## What you need to do
Check each line of the material, and show the ones that include the word "name".

## Working data

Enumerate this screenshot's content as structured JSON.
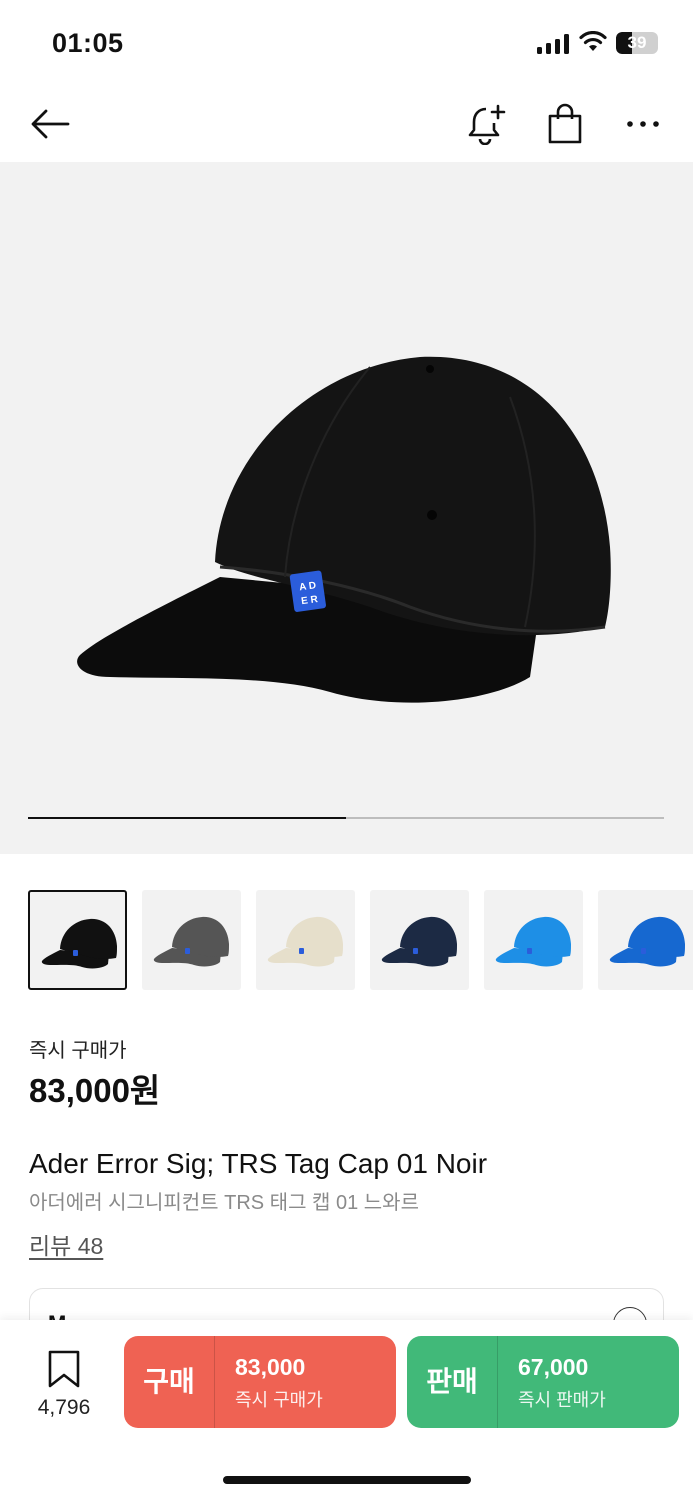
{
  "status_bar": {
    "time": "01:05",
    "battery": "39",
    "battery_level": 0.39
  },
  "nav": {
    "icons": [
      "back-arrow-icon",
      "bell-plus-icon",
      "shopping-bag-icon",
      "more-icon"
    ]
  },
  "gallery": {
    "progress": 0.5
  },
  "thumbnails": [
    {
      "name": "black",
      "color": "#111111"
    },
    {
      "name": "charcoal",
      "color": "#555555"
    },
    {
      "name": "beige",
      "color": "#e6dfcb"
    },
    {
      "name": "navy",
      "color": "#1c2a44"
    },
    {
      "name": "sky-blue",
      "color": "#1e8fe6"
    },
    {
      "name": "blue",
      "color": "#1668d0"
    }
  ],
  "product": {
    "price_label": "즉시 구매가",
    "price": "83,000원",
    "title_en": "Ader Error Sig; TRS Tag Cap 01 Noir",
    "title_ko": "아더에러 시그니피컨트 TRS 태그 캡 01 느와르",
    "review": "리뷰 48",
    "size": "M"
  },
  "bottom": {
    "wish_count": "4,796",
    "buy": {
      "label": "구매",
      "price": "83,000",
      "sub": "즉시 구매가",
      "color": "#ef6253"
    },
    "sell": {
      "label": "판매",
      "price": "67,000",
      "sub": "즉시 판매가",
      "color": "#41b979"
    }
  }
}
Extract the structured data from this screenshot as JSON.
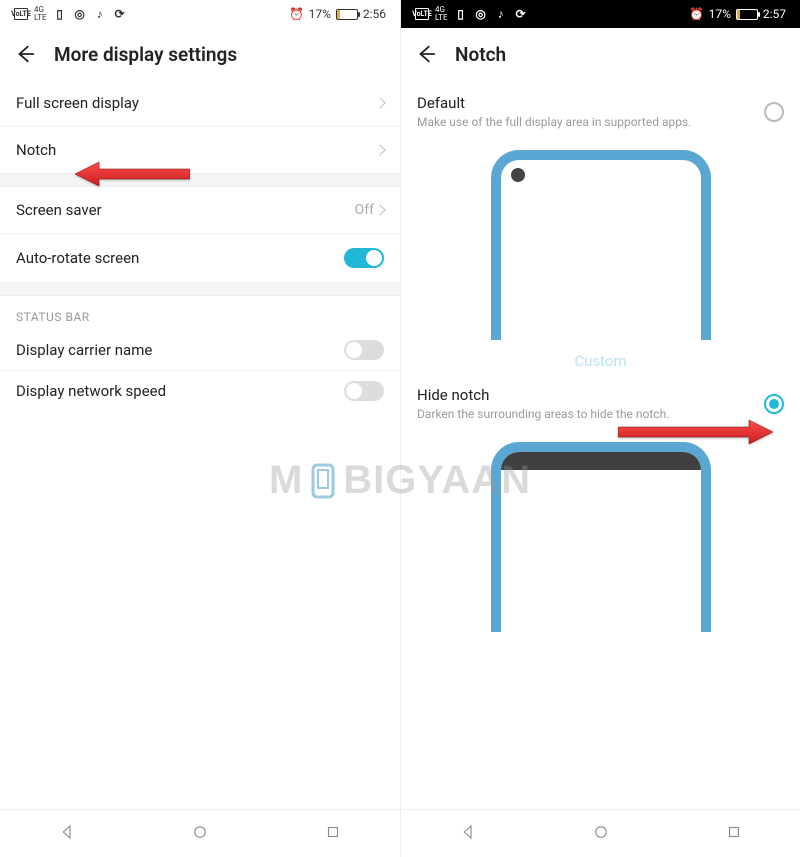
{
  "left": {
    "status": {
      "battery_text": "17%",
      "time": "2:56"
    },
    "app_title": "More display settings",
    "rows": {
      "full_screen": "Full screen display",
      "notch": "Notch",
      "screen_saver": "Screen saver",
      "screen_saver_value": "Off",
      "auto_rotate": "Auto-rotate screen"
    },
    "section_title": "STATUS BAR",
    "status_rows": {
      "carrier": "Display carrier name",
      "netspeed": "Display network speed"
    }
  },
  "right": {
    "status": {
      "battery_text": "17%",
      "time": "2:57"
    },
    "app_title": "Notch",
    "default_title": "Default",
    "default_sub": "Make use of the full display area in supported apps.",
    "custom_label": "Custom",
    "hide_title": "Hide notch",
    "hide_sub": "Darken the surrounding areas to hide the notch."
  },
  "watermark": {
    "pre": "M",
    "mid": "BIGYAAN"
  }
}
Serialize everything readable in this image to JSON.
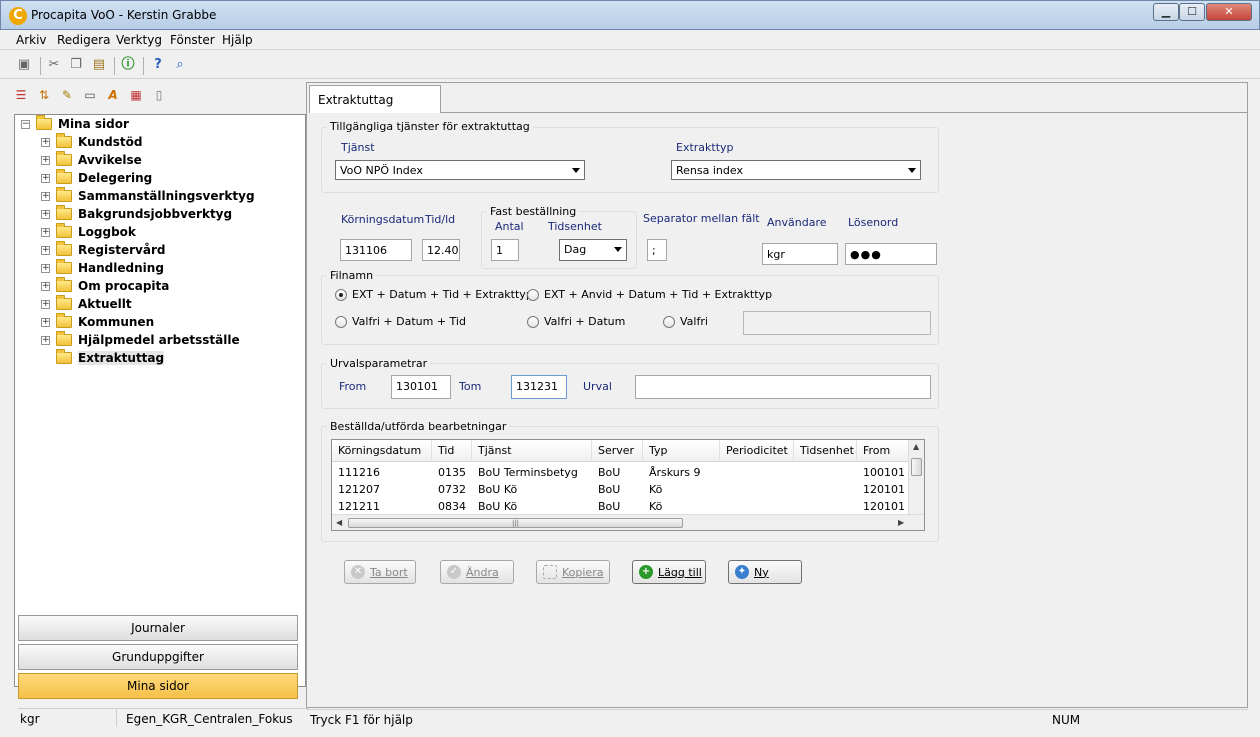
{
  "window": {
    "title": "Procapita VoO - Kerstin Grabbe",
    "app_icon_letter": "C"
  },
  "menu": [
    "Arkiv",
    "Redigera",
    "Verktyg",
    "Fönster",
    "Hjälp"
  ],
  "tree": {
    "root": "Mina sidor",
    "items": [
      "Kundstöd",
      "Avvikelse",
      "Delegering",
      "Sammanställningsverktyg",
      "Bakgrundsjobbverktyg",
      "Loggbok",
      "Registervård",
      "Handledning",
      "Om procapita",
      "Aktuellt",
      "Kommunen",
      "Hjälpmedel arbetsställe"
    ],
    "leaf": "Extraktuttag"
  },
  "nav": {
    "journaler": "Journaler",
    "grunduppgifter": "Grunduppgifter",
    "mina_sidor": "Mina sidor"
  },
  "status": {
    "user": "kgr",
    "profile": "Egen_KGR_Centralen_Fokus",
    "help": "Tryck F1 för hjälp",
    "num": "NUM"
  },
  "tab": {
    "label": "Extraktuttag"
  },
  "services": {
    "title": "Tillgängliga tjänster för extraktuttag",
    "tjanst_label": "Tjänst",
    "tjanst_value": "VoO NPÖ Index",
    "typ_label": "Extrakttyp",
    "typ_value": "Rensa index"
  },
  "params": {
    "korningsdatum_label": "Körningsdatum",
    "korningsdatum_value": "131106",
    "tid_label": "Tid/ld",
    "tid_value": "12.40",
    "fast_title": "Fast beställning",
    "antal_label": "Antal",
    "antal_value": "1",
    "tidsenhet_label": "Tidsenhet",
    "tidsenhet_value": "Dag",
    "separator_label": "Separator mellan fält",
    "separator_value": ";",
    "anvandare_label": "Användare",
    "anvandare_value": "kgr",
    "losenord_label": "Lösenord",
    "losenord_value": "●●●"
  },
  "filnamn": {
    "title": "Filnamn",
    "options": [
      "EXT + Datum + Tid + Extrakttyp",
      "EXT + Anvid + Datum + Tid + Extrakttyp",
      "Valfri + Datum + Tid",
      "Valfri + Datum",
      "Valfri"
    ],
    "selected_index": 0
  },
  "urval": {
    "title": "Urvalsparametrar",
    "from_label": "From",
    "from_value": "130101",
    "tom_label": "Tom",
    "tom_value": "131231",
    "urval_label": "Urval"
  },
  "orders": {
    "title": "Beställda/utförda bearbetningar",
    "columns": [
      "Körningsdatum",
      "Tid",
      "Tjänst",
      "Server",
      "Typ",
      "Periodicitet",
      "Tidsenhet",
      "From"
    ],
    "rows": [
      [
        "111216",
        "0135",
        "BoU Terminsbetyg",
        "BoU",
        "Årskurs 9",
        "",
        "",
        "100101"
      ],
      [
        "121207",
        "0732",
        "BoU Kö",
        "BoU",
        "Kö",
        "",
        "",
        "120101"
      ],
      [
        "121211",
        "0834",
        "BoU Kö",
        "BoU",
        "Kö",
        "",
        "",
        "120101"
      ]
    ]
  },
  "buttons": {
    "ta_bort": "Ta bort",
    "andra": "Ändra",
    "kopiera": "Kopiera",
    "lagg_till": "Lägg till",
    "ny": "Ny"
  }
}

## Exercise output
      "name": "black",
      "name": "charcoal",
      "name": "beige",
      "name": "navy",
      "name": "sky-blue",
      "name": "blue",
      "carrier": "Display carrier name",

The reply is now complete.